What I have in mind for the plumbing is....... The new kitchen will be on the opposite side of the existing kitchen wall which has a mains cold feed coming up under the sink with good pressure! I am thinking off breaking into the 1/2 inch cold feed and teeing off through this wall to feed the new sink and washing machine then continuing on to the new ensuite which is 3.5m away to feed the toilet and hand basin.

For the hot feed, I have a bathroom which is above near the new extension. I can tee off the 3/4 hot pipe to feed the kitchen sink tap then continue on to feed the ensuite hand basin.

For the electric shower I have decided to use a tank fed shower, I can take a half inch feed off the tank in the attic to the new ensuite.

Can anyone see any problems with my method or should I do it differently.
 
Sponsored Links
Joined
8 May 2017
Messages
6,643
Reaction score
1,413
Country
United Kingdom
Sounds like a reasonable plan. What type of tank fed electric shower ?
Is the hot from a vented cylinder ?
 
Joined
11 Jan 2010
Messages
7,608
Reaction score
606
Location
London
Country
United Kingdom
Why an electric shower if you have a hot water feed which I assume is heated by a source other than electricity (gas probably). Electricity is approx 4 times the cost of gas per kW hour.
 
Joined
19 Feb 2020
Messages
85
Reaction score
3
Country
United Kingdom
Why an electric shower if you have a hot water feed which I assume is heated by a source other than electricity (gas probably). Electricity is approx 4 times the cost of gas per kW hour.


There's already one shower in the house fed of the hot water which is heated by oil or a multi fuel stove.
 
Joined
19 Feb 2020
Messages
85
Reaction score
3
Country
United Kingdom
Sounds like a reasonable plan. /QUOTE]


I have limited experience with soldering. Just a few times on pipes above ground. Have plenty of experience with plastic push fits(I know I know lol) and compression. Will you these be ok under a screeded floor or should I practice my soldering more. I have worked in houses where compression or push fits haven't failed under floors yet they've been down a few decades.
 

CBW

Joined
26 Sep 2019
Messages
11,527
Reaction score
3,219
Location
North
Country
United Kingdom
No fittings should be concealed including soldered, unless in a purpose made chase/duct, and the pipe can be withdrawn for inspection if needed - This is defined in the water supply (water fittings) regulations 1999.
 
Sponsored Links
Joined
6 May 2010
Messages
1,595
Reaction score
600
Location
London
Country
United Kingdom
1. CBW - which schedule to the Water Regulations are you referring to?
2. Taken as you have written it would mean you can't have even soldered joints under floors.
3. I believe the Water Regulations only forbid joints within solid walls, solid floors or underground, unless accessible via a chase or duct or by the removal of surface coverings such as tiles or screed.
 

CBW

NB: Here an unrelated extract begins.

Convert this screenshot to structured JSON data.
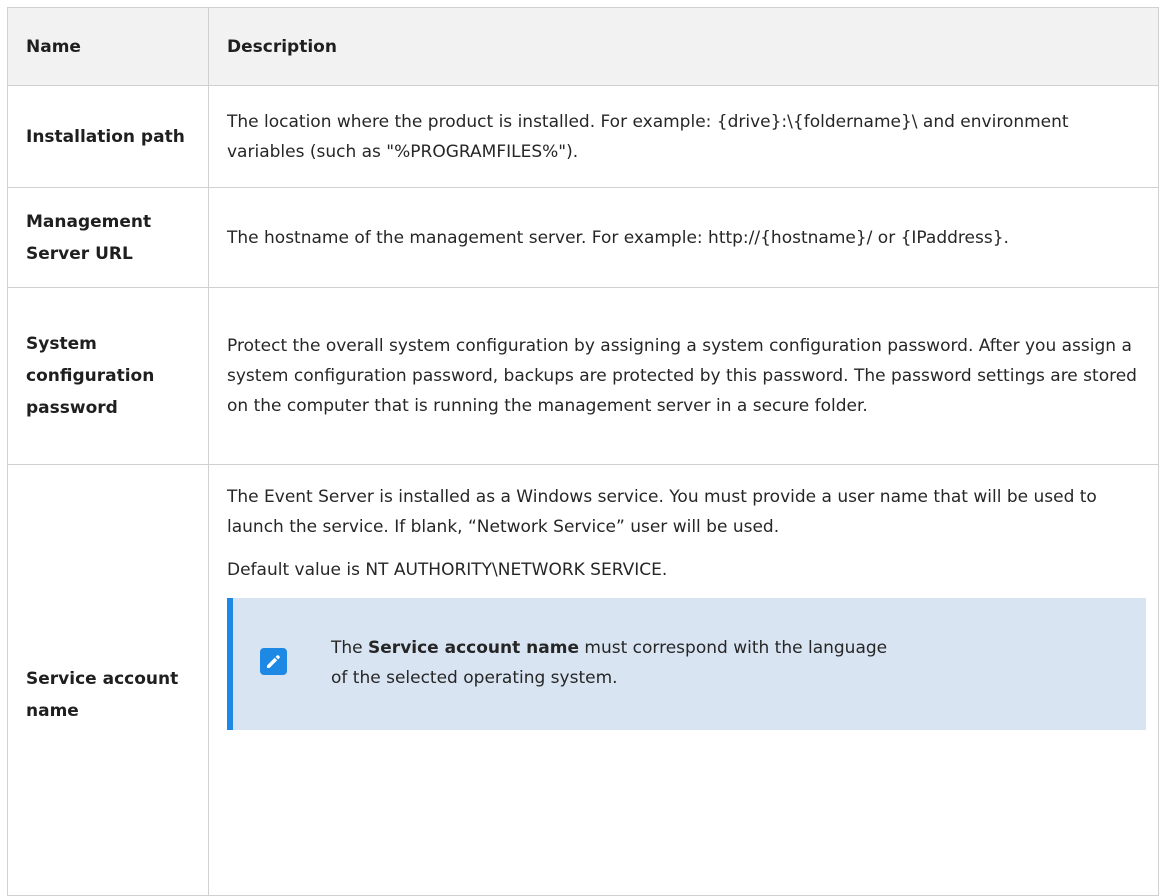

Joined
26 Sep 2019
Messages
11,527
Reaction score
3,219
Location
North
Country
United Kingdom
1. CBW - which schedule to the Water Regulations are you referring to?
2. Taken as you have written it would mean you can't have even soldered joints under floors.
3. I believe the Water Regulations only forbid joints within solid walls, solid floors or underground, unless accessible via a chase or duct or by the removal of surface coverings such as tiles or screed.

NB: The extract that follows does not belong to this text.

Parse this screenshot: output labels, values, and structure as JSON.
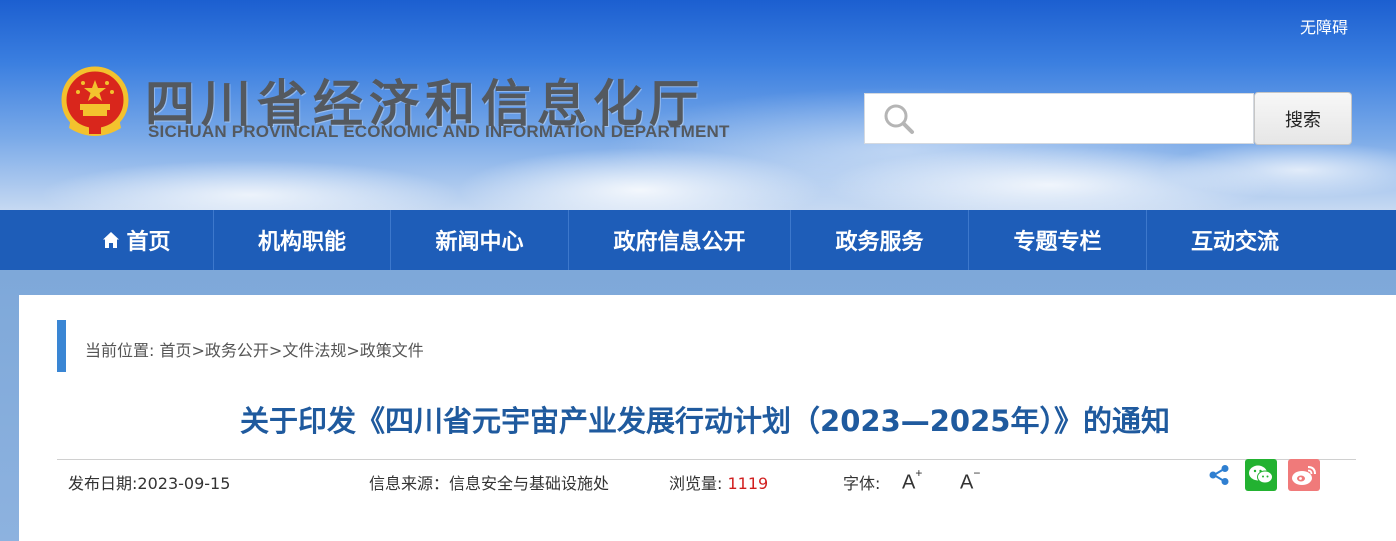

Sorry my bad :oops:, shall not be embedded is the wording really. However this is what I’m referring to: https://www.waterregsuk.co.uk/downl...flets/para_7_guidance_version_2_july_2014.pdf

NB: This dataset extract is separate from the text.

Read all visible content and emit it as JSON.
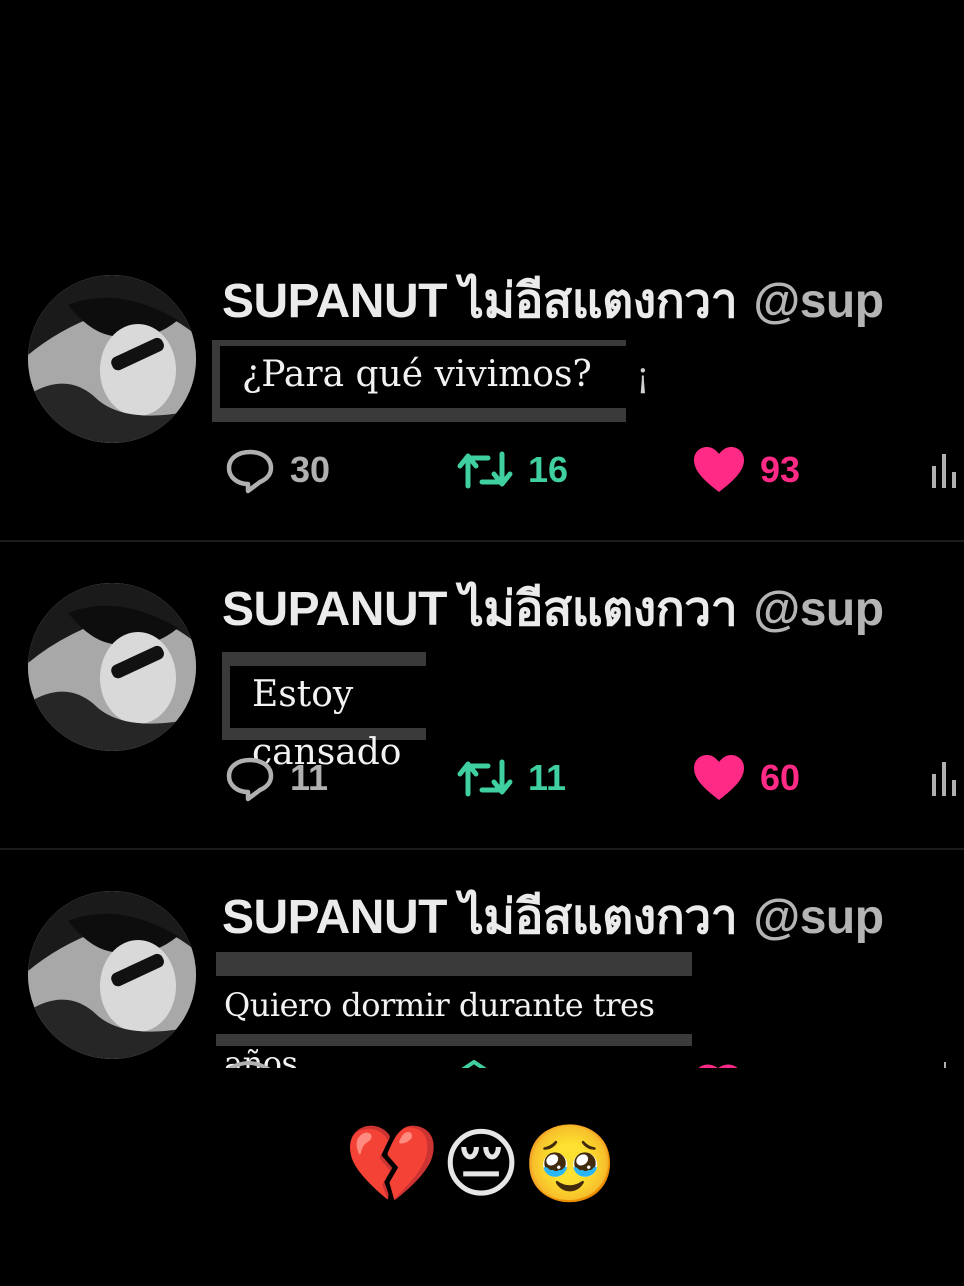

Yes, of course you can have them concealed under floorboards.
 
Joined
11 Jan 2013
Messages
5,199
Reaction score
1,091
Location
Durham
Country
United Kingdom
What capacity is your hot water cylinder? Agree with @winston1 , electric showers are generally unsatisfactory at best and expensive to run. If you have the space & decent mains water flow/pressure you could look at a 300l unvented, or 300l vented would work just fine for 2 bathrooms.
Or if you have the space you could put a separate dhw cylinder in for the granny annex (the boiler doesn't care, it's just another heat sink)- & avoid any clashes at bath/shower time.
 
Joined
19 Feb 2020
Messages
85
Reaction score
3
Country
United Kingdom
No fittings should be concealed including soldered, unless in a purpose made chase/duct, and the pipe can be withdrawn for inspection if needed - This is defined in the water supply (water fittings) regulations 1999.


Where I am the regs are different. Soldering is allowed under floors.
 
  • Thanks
Reactions: CBW
Sponsored Links
Top